    “The night parrot is considered internationally as a ‘holy grail’ for birdwatchers, and working with Bush Heritage Australia, we are doing everything possible to protect this remarkable animal,” Dr Miles said. 

    Bush Heritage Australia CEO Gerard O’Neill said the funding and establishment of a Nature Refuge Agreement would help secure the future survival of the rare night parrot and its habitat.

    “This is a once-in-a-lifetime opportunity to recover a species that had disappeared for almost 100 years, and together we are working hard to conserve its habitat and protect it from threats such as predation by cats and foxes,” Mr O’Neill said.  

    “A species as rare as the night parrot also faces a very considerable risk from poaching, and we have installed satellite cameras to catch poachers as part of our conservation efforts. 

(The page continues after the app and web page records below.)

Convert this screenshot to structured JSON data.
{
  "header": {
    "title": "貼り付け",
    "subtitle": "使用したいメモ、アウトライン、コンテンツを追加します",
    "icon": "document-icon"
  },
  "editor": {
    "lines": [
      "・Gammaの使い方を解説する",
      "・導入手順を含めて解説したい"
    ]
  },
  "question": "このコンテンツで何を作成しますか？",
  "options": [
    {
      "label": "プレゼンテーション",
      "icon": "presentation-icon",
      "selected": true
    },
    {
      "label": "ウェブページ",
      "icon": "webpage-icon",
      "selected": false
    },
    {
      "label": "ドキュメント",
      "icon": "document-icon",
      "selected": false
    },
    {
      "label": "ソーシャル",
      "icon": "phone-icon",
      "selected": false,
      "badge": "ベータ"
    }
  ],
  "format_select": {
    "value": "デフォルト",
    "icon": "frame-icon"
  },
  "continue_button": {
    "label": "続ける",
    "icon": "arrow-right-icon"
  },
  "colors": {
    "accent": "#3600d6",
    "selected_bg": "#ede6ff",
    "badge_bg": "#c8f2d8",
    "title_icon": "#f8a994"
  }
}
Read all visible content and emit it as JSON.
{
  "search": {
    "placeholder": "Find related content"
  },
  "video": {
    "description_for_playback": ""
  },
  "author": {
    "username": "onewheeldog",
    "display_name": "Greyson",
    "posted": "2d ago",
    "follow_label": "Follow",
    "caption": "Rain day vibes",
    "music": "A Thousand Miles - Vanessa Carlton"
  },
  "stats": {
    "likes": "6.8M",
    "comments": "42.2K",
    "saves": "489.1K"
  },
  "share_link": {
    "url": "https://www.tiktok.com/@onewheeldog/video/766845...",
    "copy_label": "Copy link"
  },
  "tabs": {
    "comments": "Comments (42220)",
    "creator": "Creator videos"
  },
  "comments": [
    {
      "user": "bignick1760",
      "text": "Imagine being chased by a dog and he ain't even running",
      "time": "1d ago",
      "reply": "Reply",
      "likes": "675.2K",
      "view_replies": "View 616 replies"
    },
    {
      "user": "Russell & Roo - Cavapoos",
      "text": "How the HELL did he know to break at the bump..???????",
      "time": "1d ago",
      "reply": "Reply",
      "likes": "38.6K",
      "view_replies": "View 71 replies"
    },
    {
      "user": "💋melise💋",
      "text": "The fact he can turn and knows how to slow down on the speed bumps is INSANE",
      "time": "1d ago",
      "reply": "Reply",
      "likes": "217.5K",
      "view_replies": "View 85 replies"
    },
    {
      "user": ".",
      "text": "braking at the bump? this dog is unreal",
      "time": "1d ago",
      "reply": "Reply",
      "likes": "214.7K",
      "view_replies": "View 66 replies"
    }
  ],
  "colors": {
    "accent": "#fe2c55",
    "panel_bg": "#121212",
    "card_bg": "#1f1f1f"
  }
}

    “The Queensland Government’s funding will support a range of conservation measures at Pullen Pullen Reserve, including protection against feral animals, fencing to prevent stock incursions, and fire management.

    “The funding will also support our anti-poaching surveillance technology, and help us to monitor the night parrot’s behaviour to increase the world’s limited knowledge of this rediscovered species.

    “Bush Heritage Australia is the largest Nature Refuge Landholder in Queensland and is proud to have Pullen Pullen Reserve recognised as a Protected Area and to be working with the Queensland Government to protect this enigmatic and critically endangered species for future generations,” Mr O’Neill said. 

    Dr Miles said the government had placed an interim conservation order on the Pullen Pullen Reserve, in May 2016, to further protect the night parrot.

    “The conservation order means people going onto the land without authority risk receiving a fine of up to $353,400 or two years’ imprisonment,” Dr Miles said. 

    A scientific committee that includes representation from Bush Heritage Australia and the Department of Environment and Heritage Protection was also set up 2013 to help determine the best ways to protect the bird.